Modelers License

I've had this mill for several years and I was determined to put it on the layout somewhere. I know that this kit is not a prototype (it's the Burnside Mill from Finestkind) and I also know that there weren't any stamp mills along the D&RGW main line. I still think it's cool, plus it adds revenue for the railroad. I spent some time Friday and Saturday adding an elevated track to serve the mill near the top of the grade.

The photo also shows the C-19 #340 I've been working on (I really need to stop using my phone and get out the Canon SLR). It needed some TLC; a few parts were missing or broken and the weathering wasn't in the best shape. It was a PBL Foreground model so it did have PFM sound.
I installed a Tsunami and TCS KA1 in the tender and put a TCS FL4 in the boiler for the lights. I like using this arrangement because this requires only 4 wires between the boiler and tender. Once the locomotive was put together, I fixed the broken parts, made some new ones, touched up the weathering and added a few details. By the way, a PBL Hot-tip is a must for working on brass! Even though this is a late Samhongsa model, it runs like a champ.

Tuesday, February 23, 2016

Ready to Paint

I have been accused by some of my closest "friends" of building freight cars but never painting them. The conversation usually goes something like; "Gee Patrick when are you going to actually FINISH the cars you build?" Now it is true that I have several dozen PBL kits that are built but not painted, decaled or weathered, but I have had an excuse for the last two years.  Tearing down a layout, moving, building a new layout (all the priorities of course) has put the car department on hold.

Well, there are no more excuses now. Tuesday afternoon was spent putting new electric on the spray booth and hooking it up with new ducting. The old method was a simple matter of turning on the light switch and both the light and blower went on. Now however, there is a separate switch for the light and blower, plus I've added an outlet so the air compressor is always ready. This is connected to the new electric I put in my work room where with one switch I turn off all the electric power to everything around the workbench.  I also added a dryer draft vent on top of the blower, so when the booth is off a damper closes to keep cold air out. The booth was built using a sheet of available plywood I had on hand years ago, not ever sure what size it was. No plans, just what looked right. I also added a light to the inside. The cabinet it sits on was cut down from an old desk I got from a Denver Public School sale. That's a story in and of itself.

Now where did I leave all those assembled kits?...

Friday, January 15, 2016

1st Cumbres Turn

Here's a video of the first train with a helper. I'll admit I was pretty nervous running a train like this without scenery (nothing to stop the train from hitting the floor should gravity take over). This has given me a big incentive to get more of the mainline finished. I can't wait to actually run a train from Chama to Cumbres!

Saturday, January 2, 2016

YEE HAW, Progress!!!!!

I just love Christmas vacation!  What a great time to work on the layout.  The new staging yard was complete for an entire 6 days when I decided to change the track plan and get rid of the helix.

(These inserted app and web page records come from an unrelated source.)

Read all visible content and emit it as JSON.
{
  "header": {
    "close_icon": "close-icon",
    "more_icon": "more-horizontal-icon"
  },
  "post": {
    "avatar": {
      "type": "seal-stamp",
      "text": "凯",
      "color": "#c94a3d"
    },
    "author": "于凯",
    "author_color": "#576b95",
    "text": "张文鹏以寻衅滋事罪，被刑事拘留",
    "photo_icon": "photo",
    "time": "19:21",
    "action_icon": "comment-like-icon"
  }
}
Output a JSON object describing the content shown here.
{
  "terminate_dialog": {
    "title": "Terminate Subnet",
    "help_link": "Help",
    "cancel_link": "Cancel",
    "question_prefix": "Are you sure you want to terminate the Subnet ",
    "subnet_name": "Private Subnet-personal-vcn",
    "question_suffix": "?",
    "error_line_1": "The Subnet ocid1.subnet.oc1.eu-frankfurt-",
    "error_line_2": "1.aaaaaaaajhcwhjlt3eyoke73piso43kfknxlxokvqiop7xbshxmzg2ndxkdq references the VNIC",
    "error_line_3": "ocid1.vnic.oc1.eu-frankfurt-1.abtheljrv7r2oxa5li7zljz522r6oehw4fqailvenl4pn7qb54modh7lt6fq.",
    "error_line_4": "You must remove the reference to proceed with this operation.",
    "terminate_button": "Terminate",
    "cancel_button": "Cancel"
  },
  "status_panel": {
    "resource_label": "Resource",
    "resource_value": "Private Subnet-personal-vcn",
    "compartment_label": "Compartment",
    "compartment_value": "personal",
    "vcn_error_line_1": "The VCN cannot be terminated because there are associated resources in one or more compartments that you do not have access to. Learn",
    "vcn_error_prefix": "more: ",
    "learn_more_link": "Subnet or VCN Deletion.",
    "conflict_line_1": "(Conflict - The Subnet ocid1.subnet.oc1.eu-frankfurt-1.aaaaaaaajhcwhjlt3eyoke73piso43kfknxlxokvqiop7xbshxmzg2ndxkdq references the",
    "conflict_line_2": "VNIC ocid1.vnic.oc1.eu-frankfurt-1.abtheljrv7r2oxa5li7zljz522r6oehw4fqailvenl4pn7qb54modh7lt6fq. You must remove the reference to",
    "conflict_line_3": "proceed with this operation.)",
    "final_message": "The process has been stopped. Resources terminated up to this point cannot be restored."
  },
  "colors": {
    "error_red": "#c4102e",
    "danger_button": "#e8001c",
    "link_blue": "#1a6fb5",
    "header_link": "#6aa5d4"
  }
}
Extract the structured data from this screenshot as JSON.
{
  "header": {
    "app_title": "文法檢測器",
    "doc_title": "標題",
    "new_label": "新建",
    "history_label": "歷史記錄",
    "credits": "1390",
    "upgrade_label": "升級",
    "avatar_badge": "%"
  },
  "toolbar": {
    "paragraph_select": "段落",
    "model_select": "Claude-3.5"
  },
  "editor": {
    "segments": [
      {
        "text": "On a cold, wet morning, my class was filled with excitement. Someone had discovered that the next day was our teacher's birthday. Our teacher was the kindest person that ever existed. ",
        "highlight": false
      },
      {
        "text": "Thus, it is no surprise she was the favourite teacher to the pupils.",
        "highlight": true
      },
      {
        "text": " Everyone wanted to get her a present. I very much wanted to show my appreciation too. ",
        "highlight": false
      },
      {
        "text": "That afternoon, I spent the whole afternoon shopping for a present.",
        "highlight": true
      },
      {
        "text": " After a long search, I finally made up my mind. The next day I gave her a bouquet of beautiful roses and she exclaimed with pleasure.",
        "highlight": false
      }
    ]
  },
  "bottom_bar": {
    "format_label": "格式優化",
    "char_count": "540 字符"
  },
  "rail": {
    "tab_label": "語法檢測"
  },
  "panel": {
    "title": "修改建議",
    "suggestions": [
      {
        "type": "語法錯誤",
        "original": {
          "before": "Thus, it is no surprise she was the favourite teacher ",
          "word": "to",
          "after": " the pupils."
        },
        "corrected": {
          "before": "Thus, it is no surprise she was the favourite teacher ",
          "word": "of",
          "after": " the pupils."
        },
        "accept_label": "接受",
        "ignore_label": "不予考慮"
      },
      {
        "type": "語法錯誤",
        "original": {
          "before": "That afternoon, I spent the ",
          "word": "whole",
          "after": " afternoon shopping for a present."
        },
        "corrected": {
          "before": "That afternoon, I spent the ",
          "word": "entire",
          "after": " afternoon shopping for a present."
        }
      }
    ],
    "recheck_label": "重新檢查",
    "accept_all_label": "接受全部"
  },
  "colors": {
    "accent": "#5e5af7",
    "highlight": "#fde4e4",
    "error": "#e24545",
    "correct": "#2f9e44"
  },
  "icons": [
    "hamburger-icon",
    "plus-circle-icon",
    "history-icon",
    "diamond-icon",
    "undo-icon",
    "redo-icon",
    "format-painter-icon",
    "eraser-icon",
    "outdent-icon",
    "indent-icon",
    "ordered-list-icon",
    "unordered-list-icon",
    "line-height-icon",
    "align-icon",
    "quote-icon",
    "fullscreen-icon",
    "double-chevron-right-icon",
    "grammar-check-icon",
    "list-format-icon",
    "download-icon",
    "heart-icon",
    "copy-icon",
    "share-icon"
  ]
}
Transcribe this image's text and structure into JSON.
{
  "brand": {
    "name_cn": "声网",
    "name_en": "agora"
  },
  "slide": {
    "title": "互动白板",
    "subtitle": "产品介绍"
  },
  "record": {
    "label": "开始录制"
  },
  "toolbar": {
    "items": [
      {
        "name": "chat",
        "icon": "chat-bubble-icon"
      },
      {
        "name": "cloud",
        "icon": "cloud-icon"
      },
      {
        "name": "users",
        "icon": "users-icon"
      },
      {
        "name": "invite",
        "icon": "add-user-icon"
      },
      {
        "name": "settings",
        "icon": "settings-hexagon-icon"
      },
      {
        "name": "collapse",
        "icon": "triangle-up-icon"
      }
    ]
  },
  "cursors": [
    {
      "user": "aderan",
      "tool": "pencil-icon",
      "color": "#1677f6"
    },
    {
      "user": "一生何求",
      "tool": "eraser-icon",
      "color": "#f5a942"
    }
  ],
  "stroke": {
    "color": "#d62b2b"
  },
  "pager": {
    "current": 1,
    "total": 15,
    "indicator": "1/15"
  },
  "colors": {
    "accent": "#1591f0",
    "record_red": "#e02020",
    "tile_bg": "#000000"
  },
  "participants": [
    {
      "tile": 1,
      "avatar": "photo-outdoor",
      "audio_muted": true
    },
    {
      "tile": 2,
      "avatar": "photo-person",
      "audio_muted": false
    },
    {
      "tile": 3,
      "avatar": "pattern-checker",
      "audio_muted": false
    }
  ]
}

So on December 30th the staging tracks came up, I recycled the plywood and instead built a continuous grade from the lower level to the upper level. New Years Day was spent cutting and installing new roadbed and risers. The grade is the same as the helix, about 2.5%.
The biggest change however is the entire layout concept. I had planned on continuing the old layout concept by freelancing, something dictated by the lack of space in my old basement. However, since I've acquired more real estate I have the chance to model something I've always wanted to model, Chama to Cumbres Pass on the D&RGW in the 1940's. The lower level yard will be Chama, NM, Cumbres Pass will be on the upper level. Staging for both north and southbound trains will be in a storage room.  The length of run is 310 feet.
Here are a few shots of the weeks progress.